Vatican City, Nov 22, 2023 / 17:30 pm (CNA).
Pope Francis received at the Vatican on Wednesday, separately and privately, a delegation of relatives of Israeli hostages held by Hamas terrorists, and another delegation of relatives of Palestinians who live in Gaza.
The delegations consisted of 12 Israelis and 10 Palestinians who met with the Holy Father. In the meetings, each lasting 20 minutes, some of those affected by the war ravaging the Holy Land had the opportunity to tell their stories to the pontiff and express to him their desire for peace.
Read CNA’s coverage of Pope Francis’ meeting with the families of Israeli hostages here.
“This is terrorism”
After the meetings, Pope Francis participated in the general audience in St. Peter’s Square at the Vatican. At the end of his catechism, he referred to these meetings and stated “this is no longer war, this is terrorism.”
He urged “persevering in prayer for all those who are suffering because of wars in so many parts of the world” especially for Ukraine and for Israel and Palestine.
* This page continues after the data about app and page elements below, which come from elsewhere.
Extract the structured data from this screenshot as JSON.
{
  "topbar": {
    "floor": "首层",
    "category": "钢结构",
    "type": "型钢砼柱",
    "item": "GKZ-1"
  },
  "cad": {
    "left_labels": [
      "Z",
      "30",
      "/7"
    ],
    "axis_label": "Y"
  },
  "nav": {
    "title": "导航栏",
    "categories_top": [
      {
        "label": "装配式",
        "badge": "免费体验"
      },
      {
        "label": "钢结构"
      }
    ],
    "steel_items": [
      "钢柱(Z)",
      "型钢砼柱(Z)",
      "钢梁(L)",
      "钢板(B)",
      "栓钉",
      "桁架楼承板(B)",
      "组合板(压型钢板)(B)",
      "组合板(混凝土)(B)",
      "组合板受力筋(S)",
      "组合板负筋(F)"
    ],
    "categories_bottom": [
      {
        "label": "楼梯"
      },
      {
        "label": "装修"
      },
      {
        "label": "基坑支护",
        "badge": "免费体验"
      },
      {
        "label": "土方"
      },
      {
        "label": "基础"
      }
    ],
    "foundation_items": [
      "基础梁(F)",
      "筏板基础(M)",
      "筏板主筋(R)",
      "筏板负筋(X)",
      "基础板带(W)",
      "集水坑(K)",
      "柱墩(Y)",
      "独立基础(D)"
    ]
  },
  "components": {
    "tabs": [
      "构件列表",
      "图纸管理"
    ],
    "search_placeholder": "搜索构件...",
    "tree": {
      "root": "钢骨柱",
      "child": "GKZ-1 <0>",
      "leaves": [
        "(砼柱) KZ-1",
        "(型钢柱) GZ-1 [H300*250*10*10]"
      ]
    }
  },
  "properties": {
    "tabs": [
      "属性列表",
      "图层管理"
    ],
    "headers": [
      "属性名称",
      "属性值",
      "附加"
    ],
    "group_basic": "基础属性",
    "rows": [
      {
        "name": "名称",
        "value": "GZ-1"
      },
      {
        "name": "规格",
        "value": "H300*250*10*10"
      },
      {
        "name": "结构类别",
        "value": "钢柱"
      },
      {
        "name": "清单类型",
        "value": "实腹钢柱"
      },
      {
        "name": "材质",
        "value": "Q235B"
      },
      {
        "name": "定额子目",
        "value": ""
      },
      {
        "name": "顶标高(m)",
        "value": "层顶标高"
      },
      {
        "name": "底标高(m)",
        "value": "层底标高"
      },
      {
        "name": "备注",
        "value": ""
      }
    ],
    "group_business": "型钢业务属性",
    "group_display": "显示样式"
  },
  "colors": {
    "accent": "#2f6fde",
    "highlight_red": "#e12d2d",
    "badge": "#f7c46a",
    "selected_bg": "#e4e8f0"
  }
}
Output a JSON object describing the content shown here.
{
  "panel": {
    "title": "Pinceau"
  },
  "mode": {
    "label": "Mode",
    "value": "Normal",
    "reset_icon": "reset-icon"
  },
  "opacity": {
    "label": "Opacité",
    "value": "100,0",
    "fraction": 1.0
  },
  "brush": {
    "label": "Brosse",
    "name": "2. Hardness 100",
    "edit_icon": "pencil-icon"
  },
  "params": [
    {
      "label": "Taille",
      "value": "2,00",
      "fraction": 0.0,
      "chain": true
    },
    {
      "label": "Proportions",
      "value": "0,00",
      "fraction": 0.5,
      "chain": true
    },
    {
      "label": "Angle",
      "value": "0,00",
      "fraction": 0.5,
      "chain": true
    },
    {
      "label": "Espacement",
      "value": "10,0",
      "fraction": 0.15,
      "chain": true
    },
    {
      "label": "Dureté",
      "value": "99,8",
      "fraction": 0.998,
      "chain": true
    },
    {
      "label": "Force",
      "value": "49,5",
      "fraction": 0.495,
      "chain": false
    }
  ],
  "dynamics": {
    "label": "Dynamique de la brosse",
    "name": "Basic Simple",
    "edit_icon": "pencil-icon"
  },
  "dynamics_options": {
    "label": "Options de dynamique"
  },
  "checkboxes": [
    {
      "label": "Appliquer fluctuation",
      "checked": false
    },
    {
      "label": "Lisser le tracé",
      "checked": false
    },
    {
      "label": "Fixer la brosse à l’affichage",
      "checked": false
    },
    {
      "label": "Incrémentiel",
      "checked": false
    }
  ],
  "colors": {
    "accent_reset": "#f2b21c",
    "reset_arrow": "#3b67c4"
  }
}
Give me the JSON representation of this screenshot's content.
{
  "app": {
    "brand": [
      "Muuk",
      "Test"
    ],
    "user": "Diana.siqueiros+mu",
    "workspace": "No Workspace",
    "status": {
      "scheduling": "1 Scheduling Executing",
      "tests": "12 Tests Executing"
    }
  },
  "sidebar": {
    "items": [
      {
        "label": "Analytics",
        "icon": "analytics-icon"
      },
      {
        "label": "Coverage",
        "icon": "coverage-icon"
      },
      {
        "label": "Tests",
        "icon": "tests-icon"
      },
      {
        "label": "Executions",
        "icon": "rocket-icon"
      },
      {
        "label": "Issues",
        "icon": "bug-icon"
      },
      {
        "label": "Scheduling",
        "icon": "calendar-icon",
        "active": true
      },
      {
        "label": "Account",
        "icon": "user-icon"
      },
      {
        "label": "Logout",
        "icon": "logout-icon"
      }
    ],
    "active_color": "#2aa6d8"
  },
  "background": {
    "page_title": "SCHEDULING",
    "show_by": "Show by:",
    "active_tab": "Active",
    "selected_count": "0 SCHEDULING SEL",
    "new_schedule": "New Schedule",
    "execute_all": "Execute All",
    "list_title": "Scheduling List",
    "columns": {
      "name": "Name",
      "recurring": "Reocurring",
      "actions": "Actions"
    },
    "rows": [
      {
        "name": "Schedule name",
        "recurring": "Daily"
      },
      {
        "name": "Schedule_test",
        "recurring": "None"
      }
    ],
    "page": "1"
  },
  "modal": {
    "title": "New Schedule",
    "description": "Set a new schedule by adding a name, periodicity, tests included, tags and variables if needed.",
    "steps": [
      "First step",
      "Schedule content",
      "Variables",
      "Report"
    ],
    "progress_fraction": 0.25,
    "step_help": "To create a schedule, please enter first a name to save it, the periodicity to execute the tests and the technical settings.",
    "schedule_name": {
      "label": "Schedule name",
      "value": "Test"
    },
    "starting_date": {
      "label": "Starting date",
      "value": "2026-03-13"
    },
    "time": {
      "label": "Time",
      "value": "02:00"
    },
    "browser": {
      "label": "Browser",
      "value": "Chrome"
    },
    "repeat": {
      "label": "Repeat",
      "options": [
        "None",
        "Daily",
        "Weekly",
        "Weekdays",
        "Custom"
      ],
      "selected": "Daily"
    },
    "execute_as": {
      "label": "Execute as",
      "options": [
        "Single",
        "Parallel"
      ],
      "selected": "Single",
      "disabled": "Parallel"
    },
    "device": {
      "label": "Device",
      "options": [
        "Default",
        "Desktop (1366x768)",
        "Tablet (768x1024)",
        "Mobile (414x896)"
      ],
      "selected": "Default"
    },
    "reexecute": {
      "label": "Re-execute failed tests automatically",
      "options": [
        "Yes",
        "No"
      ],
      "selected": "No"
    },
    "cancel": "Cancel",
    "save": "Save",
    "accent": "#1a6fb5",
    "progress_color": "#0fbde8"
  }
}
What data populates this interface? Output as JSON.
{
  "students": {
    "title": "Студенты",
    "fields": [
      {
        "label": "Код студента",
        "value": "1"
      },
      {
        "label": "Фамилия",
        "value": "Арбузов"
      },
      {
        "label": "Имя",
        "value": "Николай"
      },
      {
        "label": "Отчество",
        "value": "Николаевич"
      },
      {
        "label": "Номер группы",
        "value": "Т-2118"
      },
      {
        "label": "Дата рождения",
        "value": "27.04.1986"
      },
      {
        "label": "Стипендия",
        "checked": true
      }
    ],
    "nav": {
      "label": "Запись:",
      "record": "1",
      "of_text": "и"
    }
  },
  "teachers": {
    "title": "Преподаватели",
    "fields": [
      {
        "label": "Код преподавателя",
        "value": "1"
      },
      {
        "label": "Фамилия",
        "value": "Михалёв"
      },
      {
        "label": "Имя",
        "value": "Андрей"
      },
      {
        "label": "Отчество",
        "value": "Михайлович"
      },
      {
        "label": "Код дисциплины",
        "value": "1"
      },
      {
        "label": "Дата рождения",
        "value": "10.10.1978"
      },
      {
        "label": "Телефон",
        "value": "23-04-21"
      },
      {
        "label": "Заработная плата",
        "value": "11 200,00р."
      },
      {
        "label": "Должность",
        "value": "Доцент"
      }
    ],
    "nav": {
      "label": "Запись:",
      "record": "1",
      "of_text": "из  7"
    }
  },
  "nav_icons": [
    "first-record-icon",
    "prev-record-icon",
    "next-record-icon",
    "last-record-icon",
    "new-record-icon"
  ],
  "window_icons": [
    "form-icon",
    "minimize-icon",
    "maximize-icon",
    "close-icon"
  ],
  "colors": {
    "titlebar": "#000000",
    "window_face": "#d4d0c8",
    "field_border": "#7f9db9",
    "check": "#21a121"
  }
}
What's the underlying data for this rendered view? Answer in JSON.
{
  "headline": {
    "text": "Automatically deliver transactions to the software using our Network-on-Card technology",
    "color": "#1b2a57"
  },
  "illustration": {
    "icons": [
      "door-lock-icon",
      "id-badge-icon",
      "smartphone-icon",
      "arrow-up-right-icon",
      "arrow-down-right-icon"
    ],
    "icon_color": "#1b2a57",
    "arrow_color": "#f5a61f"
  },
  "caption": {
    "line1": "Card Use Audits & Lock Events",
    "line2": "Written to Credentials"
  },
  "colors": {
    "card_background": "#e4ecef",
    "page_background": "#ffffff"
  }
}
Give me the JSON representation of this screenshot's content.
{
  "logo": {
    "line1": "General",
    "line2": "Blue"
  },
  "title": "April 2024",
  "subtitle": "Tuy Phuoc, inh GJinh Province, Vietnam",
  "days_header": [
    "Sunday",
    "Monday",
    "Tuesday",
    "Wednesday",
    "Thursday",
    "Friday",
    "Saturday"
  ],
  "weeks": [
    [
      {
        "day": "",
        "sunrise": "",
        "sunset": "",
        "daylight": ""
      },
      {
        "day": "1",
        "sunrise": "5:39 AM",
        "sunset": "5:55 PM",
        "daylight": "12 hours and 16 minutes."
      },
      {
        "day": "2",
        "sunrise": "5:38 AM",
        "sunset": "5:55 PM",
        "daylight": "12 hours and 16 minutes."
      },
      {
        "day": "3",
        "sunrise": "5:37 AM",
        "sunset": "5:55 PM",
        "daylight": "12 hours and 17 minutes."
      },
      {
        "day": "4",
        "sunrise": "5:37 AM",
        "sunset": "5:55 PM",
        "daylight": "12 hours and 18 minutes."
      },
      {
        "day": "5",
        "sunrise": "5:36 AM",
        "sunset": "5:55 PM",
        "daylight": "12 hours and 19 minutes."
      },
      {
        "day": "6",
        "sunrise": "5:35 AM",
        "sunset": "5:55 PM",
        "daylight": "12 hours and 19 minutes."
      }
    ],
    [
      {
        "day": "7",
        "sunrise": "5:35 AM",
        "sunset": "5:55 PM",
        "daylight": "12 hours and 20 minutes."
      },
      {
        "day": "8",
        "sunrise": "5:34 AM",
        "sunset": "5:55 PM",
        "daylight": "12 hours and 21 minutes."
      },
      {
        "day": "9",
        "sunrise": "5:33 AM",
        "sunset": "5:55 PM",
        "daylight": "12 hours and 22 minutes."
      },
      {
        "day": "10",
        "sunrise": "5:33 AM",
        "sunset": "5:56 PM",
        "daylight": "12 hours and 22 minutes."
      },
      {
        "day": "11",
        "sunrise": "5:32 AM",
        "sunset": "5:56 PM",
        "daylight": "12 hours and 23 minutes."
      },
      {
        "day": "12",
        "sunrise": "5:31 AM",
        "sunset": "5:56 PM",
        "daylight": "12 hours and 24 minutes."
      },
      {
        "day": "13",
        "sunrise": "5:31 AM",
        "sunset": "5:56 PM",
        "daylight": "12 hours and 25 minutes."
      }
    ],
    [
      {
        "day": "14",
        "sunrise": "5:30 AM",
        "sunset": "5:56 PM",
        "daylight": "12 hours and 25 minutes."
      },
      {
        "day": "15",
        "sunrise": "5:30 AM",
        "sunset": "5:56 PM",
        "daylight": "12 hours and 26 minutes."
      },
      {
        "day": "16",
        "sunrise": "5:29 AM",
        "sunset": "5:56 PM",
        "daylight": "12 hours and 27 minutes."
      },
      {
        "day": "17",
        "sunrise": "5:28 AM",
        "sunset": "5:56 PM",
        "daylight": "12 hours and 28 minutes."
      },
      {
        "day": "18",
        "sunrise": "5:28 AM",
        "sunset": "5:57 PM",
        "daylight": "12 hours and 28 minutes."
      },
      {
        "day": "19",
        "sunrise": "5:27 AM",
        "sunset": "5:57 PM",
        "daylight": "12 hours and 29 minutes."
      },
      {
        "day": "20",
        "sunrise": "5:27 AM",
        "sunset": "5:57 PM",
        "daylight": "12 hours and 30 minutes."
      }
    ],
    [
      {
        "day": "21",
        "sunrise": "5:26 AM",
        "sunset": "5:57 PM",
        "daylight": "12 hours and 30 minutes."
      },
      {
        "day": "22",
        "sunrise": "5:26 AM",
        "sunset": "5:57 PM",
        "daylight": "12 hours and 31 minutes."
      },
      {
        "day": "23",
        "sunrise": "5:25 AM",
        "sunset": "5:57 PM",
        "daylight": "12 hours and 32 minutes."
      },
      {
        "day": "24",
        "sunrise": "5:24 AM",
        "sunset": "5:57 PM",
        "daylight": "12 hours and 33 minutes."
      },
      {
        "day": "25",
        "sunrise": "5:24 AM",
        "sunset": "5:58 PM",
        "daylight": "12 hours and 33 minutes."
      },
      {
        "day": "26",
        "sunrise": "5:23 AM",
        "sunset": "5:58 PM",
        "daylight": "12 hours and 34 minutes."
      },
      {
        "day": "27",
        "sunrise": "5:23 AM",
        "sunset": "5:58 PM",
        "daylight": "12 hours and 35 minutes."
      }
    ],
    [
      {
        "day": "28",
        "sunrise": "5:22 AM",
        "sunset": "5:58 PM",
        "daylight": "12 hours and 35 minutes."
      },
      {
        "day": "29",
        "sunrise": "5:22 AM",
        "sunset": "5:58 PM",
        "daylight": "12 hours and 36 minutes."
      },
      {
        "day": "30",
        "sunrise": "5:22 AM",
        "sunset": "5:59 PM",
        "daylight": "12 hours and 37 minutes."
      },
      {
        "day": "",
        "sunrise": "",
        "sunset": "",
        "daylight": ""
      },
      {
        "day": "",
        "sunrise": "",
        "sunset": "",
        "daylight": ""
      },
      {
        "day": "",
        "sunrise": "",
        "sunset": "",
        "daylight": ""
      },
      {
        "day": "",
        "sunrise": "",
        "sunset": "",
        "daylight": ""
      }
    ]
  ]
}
The Holy Father stated that he “heard how both (sides) suffer: wars do this, but here we have gone beyond wars, this is not waging war, this is terrorism. Please, let us move forward for peace, let us pray for peace, let us pray a lot for peace.”
“May the Lord put his hand there, may the Lord help us solve the problems and not continue with the passions that in the end kill everyone. We pray for the Palestinian people, we pray for the Israeli people, so that peace may come,” he prayed.
The Vatican denies that the Pope spoke of “genocide”
After the audience, both delegations held different press conferences to speak to the media about their meeting with Pope Francis.
The members of the Palestine group talked about how the Israeli bombs had ended the lives of many of their relatives.
They noted that the pontiff had referred to what is happening in Gaza as a “genocide” and that he had pointed out that “terrorism cannot be responded to with terrorism.”
The director of the Holy See Press Office, Matteo Bruni, however, denied that the pontiff had spoken of “genocide,” and stated that he used “the terms with which he has expressed himself” during the general audience and words that in any case represent the terrible situation that Gaza is going through.”
When asked by journalists, Shireen Halil, a Palestinian and Christian woman from Bethlehem, reiterated that they met with the Holy Father to “ask for peace and justice” and not to “manipulate the pope’s words.”
Halil noted that at the beginning of the audience they felt “astonished” by the amount of information the Holy Father knew about the conflict.
Mohammed Halalo, who lives in Belgium, said that just a few days ago a bomb from an Israeli air strike fell on the building where his relatives lived. “My entire family has lost their lives in an instant,” he lamented.
“We asked the pope to visit Gaza”
Palestinian Yousef Alkhoury conveyed his fear that “we will get used to the blood” of war and said that they asked Pope Francis to visit Gaza.
Halalo stated that the Holy Father responded that that was “a good idea” and that he “promised” to consult through diplomatic channels to study a safe time to go. “We believe that his presence can bring peace to the region,” he said.
In response to a question from one of the journalists about their perception of Hamas, the Palestinian delegation preferred not to make any statement on the matter.
“They have taken my family away from me”
The relatives of those kidnapped by Hamas terrorists in Gaza also had time to present their conclusions after the visit to the Holy Father. Of the 12, eight of them were able to speak alone with the pontiff.
During the press conference, Moshe Leimberg said that his wife and 17-year-old daughter were taken hostage by Hamas on Oct. 7.
“We haven’t seen or heard anything since then. It’s been 47 days. And I am alone. Every day I wake up… and wait a minute or two to hear the familiar sounds I’m used to hearing, and there’s nothing. “My family has been taken away from me, and my life is no longer what it was and it will never be again.”
A member of the Israeli delegation disagreed with the term “terrorism” used by Pope Francis to describe the war and stressed that it is a “false equivalence,” since it equates Hamas terrorism with Israeli defense operations.
Cease-fire agreement reached
The meetings took place shortly after Israel and Hamas reached an agreement for a temporary four-day ceasefire.
During this time, Hamas has agreed to the release of at least 50 of the kidnapped hostages in exchange for the release of 150 underage Palestinian women held in Israeli prisons.
More than 40 days since the war began, nearly 13,300 Palestinians have lost their lives in Gaza, of which about 5,600 are children. In Israel, the dead are estimated at 1,200.
This story was first published by ACI Prensa, CNA’s Spanish-language news partner. It has been translated and adapted by CNA.